ABOUT THIS TASK:
Copy all lines containing the string "现在进行时" from the records below.

(Dataset excerpts)
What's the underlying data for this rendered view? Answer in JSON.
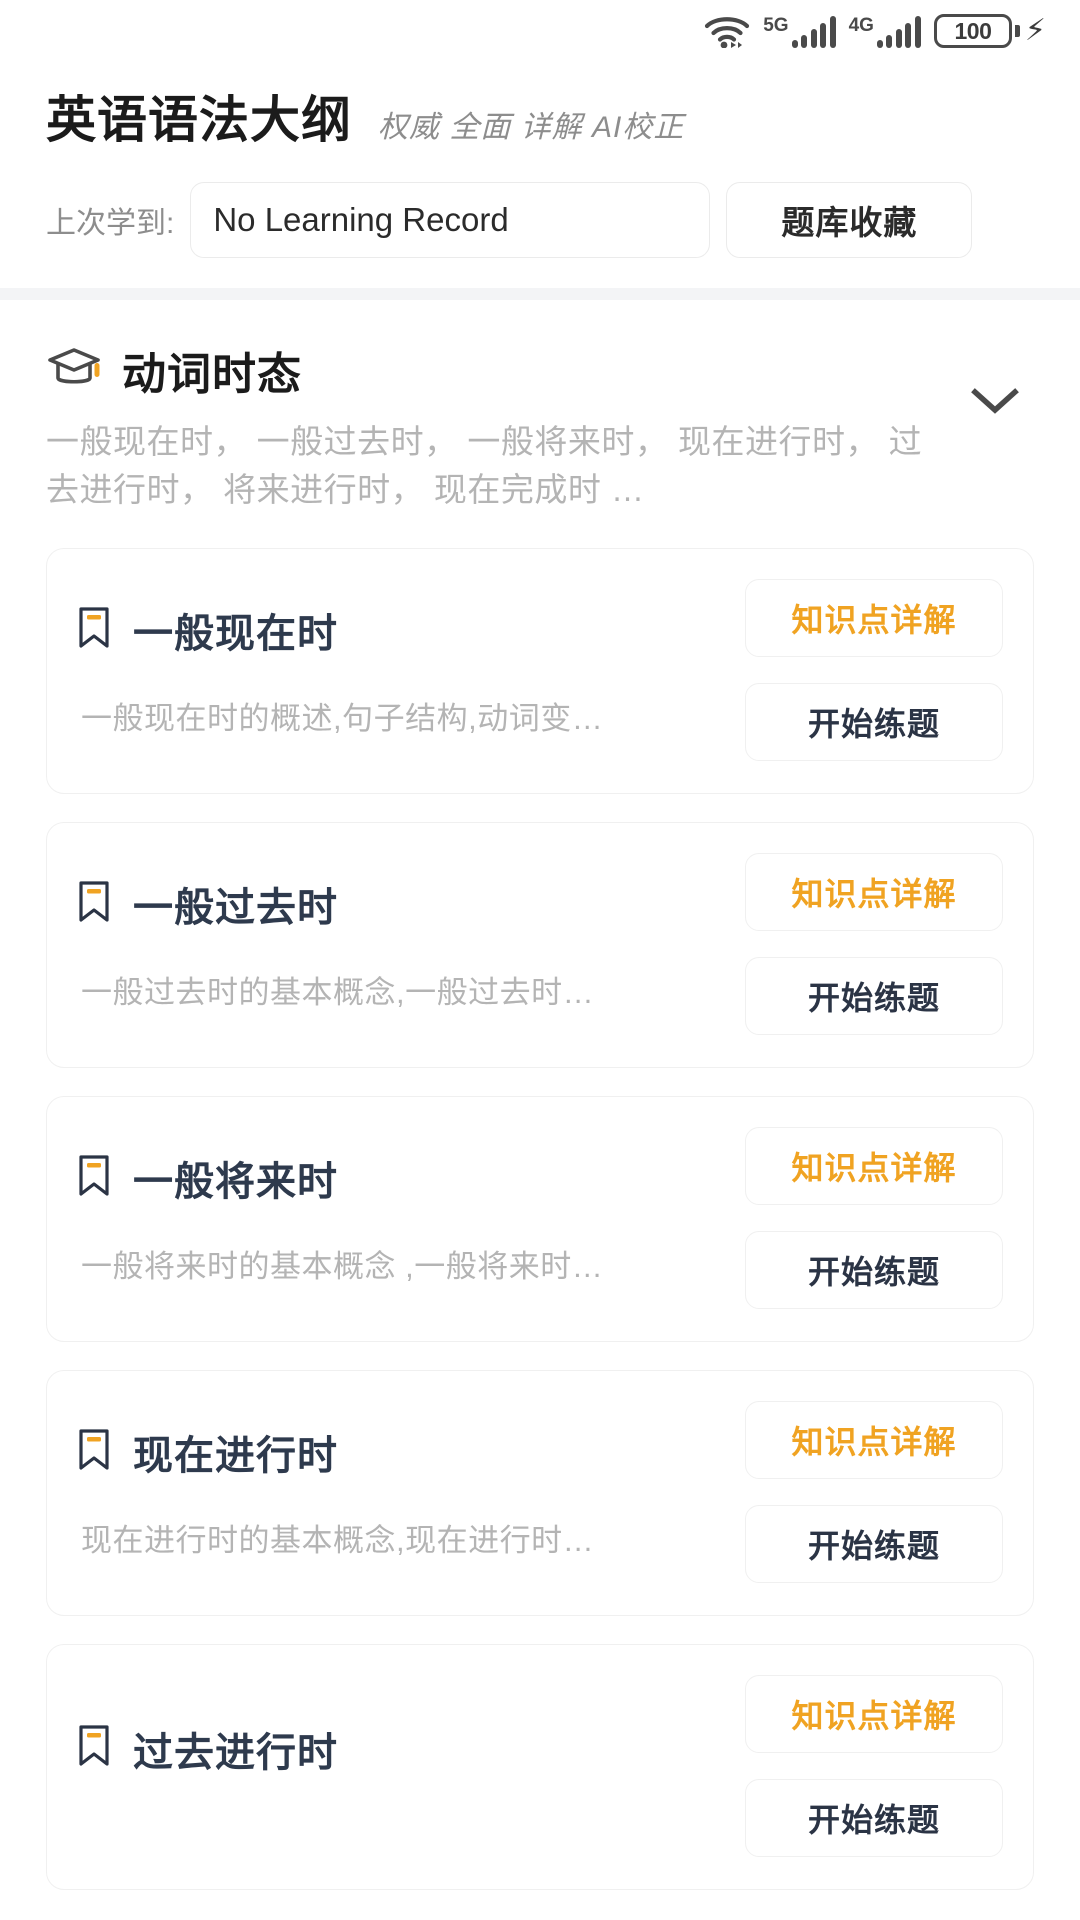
{
  "status_bar": {
    "wifi_icon": "wifi-icon",
    "signal_5g_label": "5G",
    "signal_4g_label": "4G",
    "battery_level": "100",
    "charging_icon": "charging-bolt-icon"
  },
  "header": {
    "app_title": "英语语法大纲",
    "app_subtitle": "权威 全面 详解 AI校正",
    "last_learned_label": "上次学到:",
    "last_learned_value": "No Learning Record",
    "favorites_button": "题库收藏"
  },
  "section": {
    "icon": "graduation-cap-icon",
    "title": "动词时态",
    "description": "一般现在时， 一般过去时， 一般将来时， 现在进行时， 过去进行时， 将来进行时， 现在完成时 …",
    "collapse_icon": "chevron-down-icon"
  },
  "buttons": {
    "detail_label": "知识点详解",
    "practice_label": "开始练题"
  },
  "colors": {
    "accent_orange": "#f0a322",
    "title_navy": "#2e3a4d",
    "muted_gray": "#b4b4b4"
  },
  "cards": [
    {
      "bookmark_icon": "bookmark-icon",
      "title": "一般现在时",
      "description": "一般现在时的概述,句子结构,动词变…"
    },
    {
      "bookmark_icon": "bookmark-icon",
      "title": "一般过去时",
      "description": "一般过去时的基本概念,一般过去时…"
    },
    {
      "bookmark_icon": "bookmark-icon",
      "title": "一般将来时",
      "description": "一般将来时的基本概念 ,一般将来时…"
    },
    {
      "bookmark_icon": "bookmark-icon",
      "title": "现在进行时",
      "description": "现在进行时的基本概念,现在进行时…"
    },
    {
      "bookmark_icon": "bookmark-icon",
      "title": "过去进行时",
      "description": ""
    }
  ]
}
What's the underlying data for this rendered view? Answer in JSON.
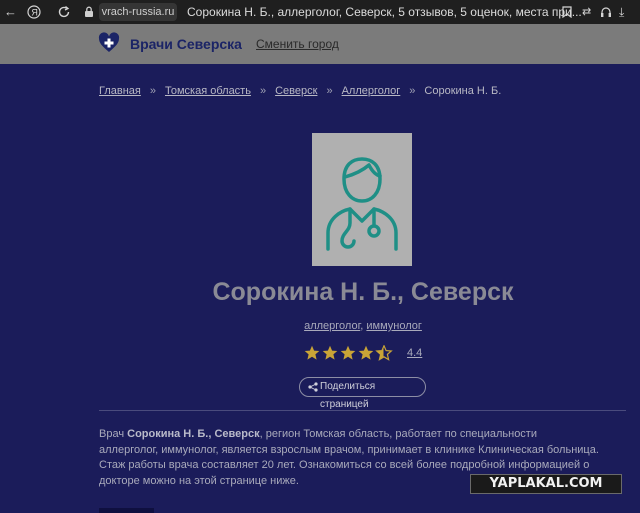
{
  "browser": {
    "url": "vrach-russia.ru",
    "tab_title": "Сорокина Н. Б., аллерголог, Северск, 5 отзывов, 5 оценок, места при...",
    "back_icon": "arrow-left-icon",
    "yandex_icon": "yandex-icon",
    "reload_icon": "reload-icon",
    "lock_icon": "lock-icon",
    "right_icons": [
      "bookmark-icon",
      "translate-icon",
      "headphones-icon",
      "download-icon",
      "extensions-icon"
    ]
  },
  "site_header": {
    "logo_text": "Врачи Северска",
    "change_city": "Сменить город",
    "logo_icon": "heart-cross-icon"
  },
  "breadcrumb": {
    "items": [
      "Главная",
      "Томская область",
      "Северск",
      "Аллерголог"
    ],
    "current": "Сорокина Н. Б.",
    "separator": "»"
  },
  "doctor": {
    "name": "Сорокина Н. Б., Северск",
    "specialty_1": "аллерголог",
    "specialty_sep": ", ",
    "specialty_2": "иммунолог",
    "rating": "4.4",
    "rating_value": 4.4,
    "rating_max": 5,
    "share_label": "Поделиться страницей",
    "avatar_icon": "doctor-avatar-icon"
  },
  "description": {
    "p1": "Врач ",
    "name_bold": "Сорокина Н. Б., Северск",
    "p2": ", регион Томская область, работает по специальности аллерголог, иммунолог, является взрослым врачом, принимает в клинике Клиническая больница. Стаж работы врача составляет 20 лет. Ознакомиться со всей более подробной информацией о докторе можно на этой странице ниже."
  },
  "watermark": "YAPLAKAL.COM",
  "colors": {
    "page_bg": "#1b1c5a",
    "header_bg": "#7b7b7b",
    "avatar_stroke": "#1f8f86",
    "star": "#c9a437"
  }
}
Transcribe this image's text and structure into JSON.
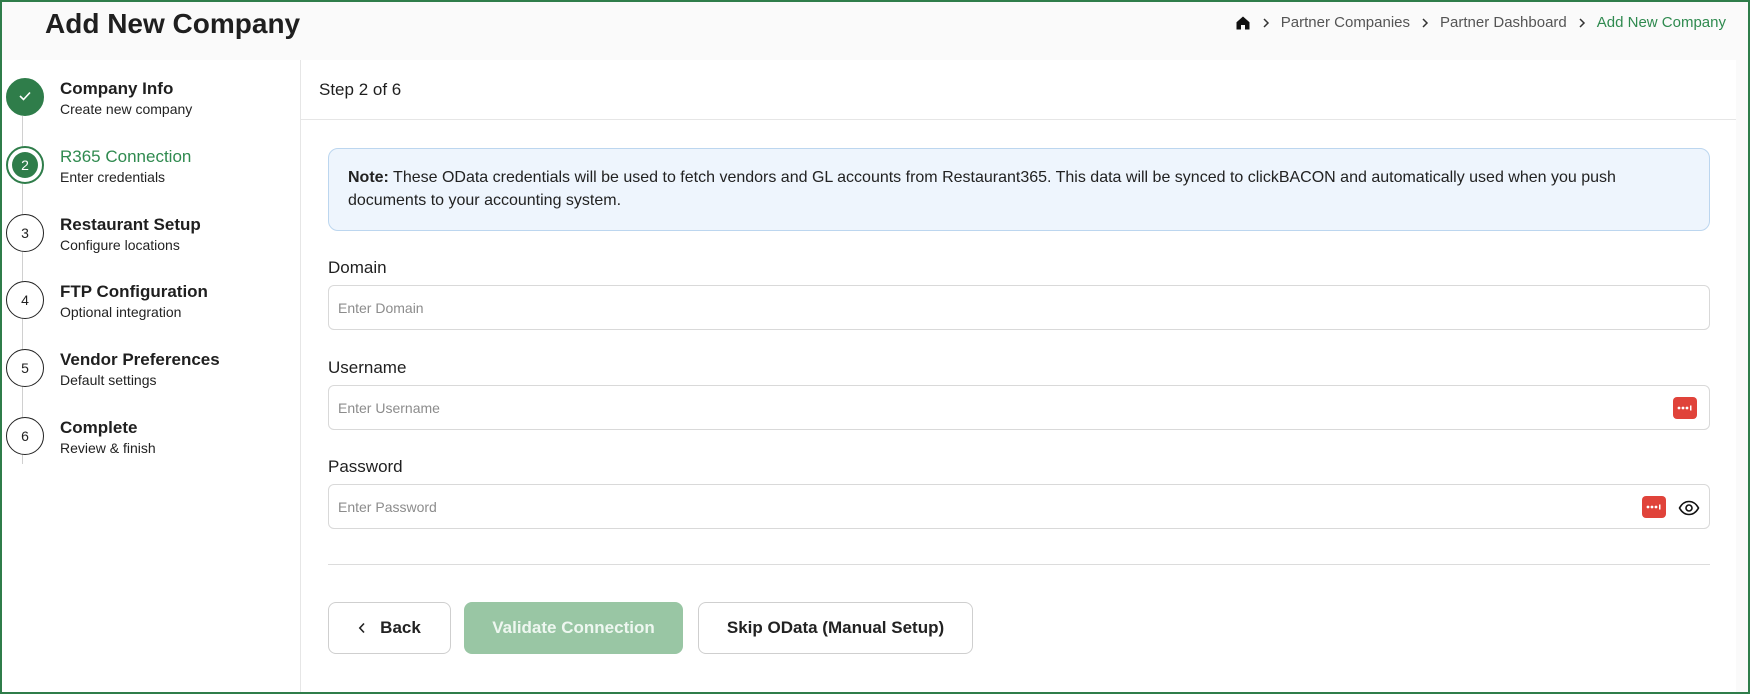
{
  "header": {
    "title": "Add New Company",
    "breadcrumb": [
      "Partner Companies",
      "Partner Dashboard",
      "Add New Company"
    ]
  },
  "steps": [
    {
      "number": "1",
      "title": "Company Info",
      "subtitle": "Create new company",
      "state": "done"
    },
    {
      "number": "2",
      "title": "R365 Connection",
      "subtitle": "Enter credentials",
      "state": "current"
    },
    {
      "number": "3",
      "title": "Restaurant Setup",
      "subtitle": "Configure locations",
      "state": "pending"
    },
    {
      "number": "4",
      "title": "FTP Configuration",
      "subtitle": "Optional integration",
      "state": "pending"
    },
    {
      "number": "5",
      "title": "Vendor Preferences",
      "subtitle": "Default settings",
      "state": "pending"
    },
    {
      "number": "6",
      "title": "Complete",
      "subtitle": "Review & finish",
      "state": "pending"
    }
  ],
  "main": {
    "step_indicator": "Step 2 of 6",
    "note": {
      "label": "Note:",
      "text": "These OData credentials will be used to fetch vendors and GL accounts from Restaurant365. This data will be synced to clickBACON and automatically used when you push documents to your accounting system."
    },
    "domain": {
      "label": "Domain",
      "placeholder": "Enter Domain",
      "value": ""
    },
    "username": {
      "label": "Username",
      "placeholder": "Enter Username",
      "value": ""
    },
    "password": {
      "label": "Password",
      "placeholder": "Enter Password",
      "value": ""
    }
  },
  "buttons": {
    "back": "Back",
    "validate": "Validate Connection",
    "skip": "Skip OData (Manual Setup)"
  },
  "colors": {
    "accent": "#2f7d4a",
    "accent_disabled": "#99c6a4",
    "note_bg": "#eef5fd",
    "password_badge": "#e0433a"
  },
  "icons": {
    "home": "home-icon",
    "breadcrumb_separator": "chevron-right-icon",
    "step_done": "check-icon",
    "password_manager": "password-manager-icon",
    "show_password": "eye-icon",
    "back": "chevron-left-icon"
  }
}
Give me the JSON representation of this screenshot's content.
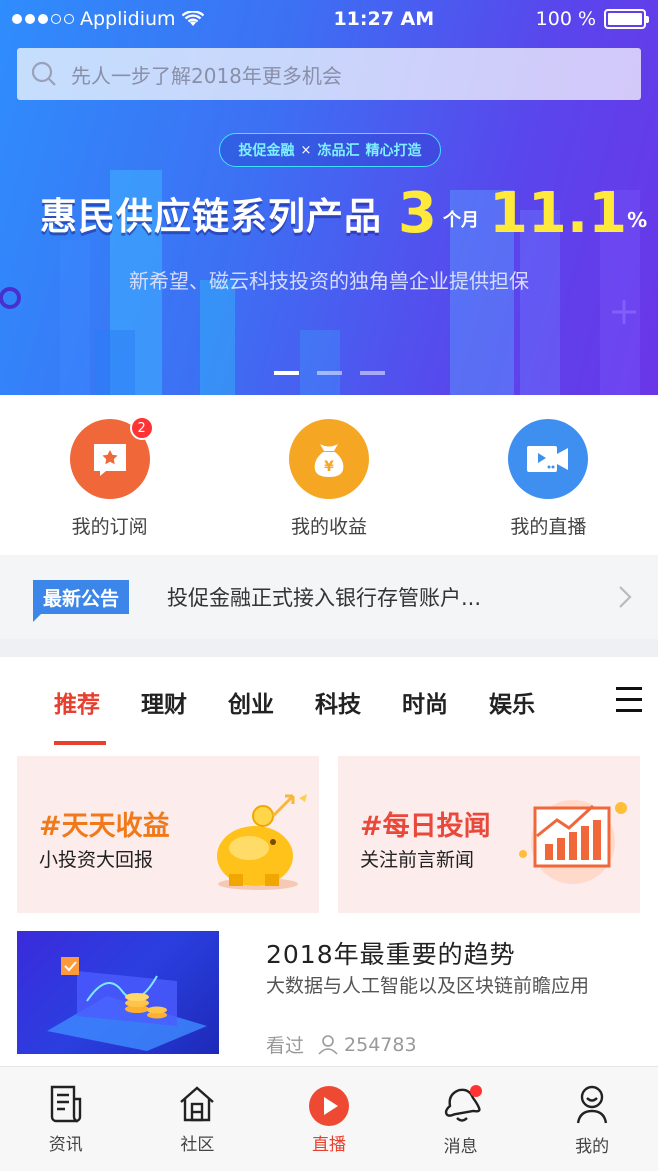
{
  "status_bar": {
    "carrier": "Applidium",
    "time": "11:27 AM",
    "battery": "100 %"
  },
  "search": {
    "placeholder": "先人一步了解2018年更多机会"
  },
  "banner": {
    "tag_left": "投促金融",
    "tag_sep": "×",
    "tag_mid": "冻品汇",
    "tag_right": "精心打造",
    "headline": "惠民供应链系列产品",
    "term_number": "3",
    "term_unit": "个月",
    "rate_number": "11.1",
    "rate_unit": "%",
    "subline": "新希望、磁云科技投资的独角兽企业提供担保",
    "pages": 3,
    "active_page": 0
  },
  "quick_entries": [
    {
      "label": "我的订阅",
      "icon": "subscription-icon",
      "color": "#f0673a",
      "badge": "2"
    },
    {
      "label": "我的收益",
      "icon": "money-bag-icon",
      "color": "#f5a623"
    },
    {
      "label": "我的直播",
      "icon": "video-icon",
      "color": "#3f8ff0"
    }
  ],
  "notice": {
    "tag": "最新公告",
    "text": "投促金融正式接入银行存管账户..."
  },
  "tabs": [
    "推荐",
    "理财",
    "创业",
    "科技",
    "时尚",
    "娱乐"
  ],
  "active_tab": 0,
  "promo_cards": [
    {
      "title": "#天天收益",
      "subtitle": "小投资大回报",
      "title_color": "#f07a1a"
    },
    {
      "title": "#每日投闻",
      "subtitle": "关注前言新闻",
      "title_color": "#e9493a"
    }
  ],
  "article": {
    "title": "2018年最重要的趋势",
    "description": "大数据与人工智能以及区块链前瞻应用",
    "viewed_label": "看过",
    "views": "254783"
  },
  "bottom_nav": [
    {
      "label": "资讯",
      "icon": "news-icon"
    },
    {
      "label": "社区",
      "icon": "community-icon"
    },
    {
      "label": "直播",
      "icon": "live-play-icon"
    },
    {
      "label": "消息",
      "icon": "bell-icon",
      "dot": true
    },
    {
      "label": "我的",
      "icon": "profile-icon"
    }
  ],
  "active_nav": 2,
  "colors": {
    "accent": "#e8402f",
    "notice_tag": "#3b86e8"
  }
}
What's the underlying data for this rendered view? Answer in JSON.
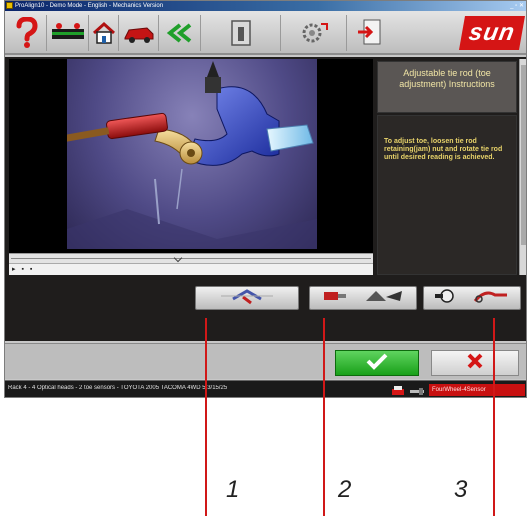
{
  "window": {
    "title": "ProAlign10 - Demo Mode - English - Mechanics Version"
  },
  "toolbar": {
    "buttons": [
      {
        "icon": "question-icon"
      },
      {
        "icon": "vehicle-specs-icon"
      },
      {
        "icon": "home-icon"
      },
      {
        "icon": "car-icon"
      },
      {
        "icon": "back-arrows-icon"
      },
      {
        "icon": "info-panel-icon"
      },
      {
        "icon": "settings-icon"
      },
      {
        "icon": "document-export-icon"
      }
    ],
    "brand": "sun"
  },
  "instructions": {
    "title": "Adjustable tie rod (toe adjustment) Instructions",
    "body": "To adjust toe, loosen tie rod retaining(jam) nut and rotate tie rod until desired reading is achieved."
  },
  "video": {
    "controls": "▸ ▪ ▪"
  },
  "tools": [
    {
      "name": "adjustment-tool-1-button"
    },
    {
      "name": "adjustment-tool-2-button"
    },
    {
      "name": "adjustment-tool-3-button"
    }
  ],
  "status": {
    "text": "Rack 4 - 4 Optical heads - 2 toe sensors - TOYOTA 2005 TACOMA 4WD 5/3/15/25",
    "alert": "FourWheel-4Sensor"
  },
  "callouts": [
    "1",
    "2",
    "3"
  ],
  "colors": {
    "accent": "#d51515",
    "ok": "#19a019",
    "instruction_text": "#e8d36a"
  }
}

SOLUTION TO THE EXERCISE:
    "description": "一般现在时， 一般过去时， 一般将来时， 现在进行时， 过去进行时， 将来进行时， 现在完成时 …",
      "title": "现在进行时",
      "description": "现在进行时的基本概念,现在进行时…"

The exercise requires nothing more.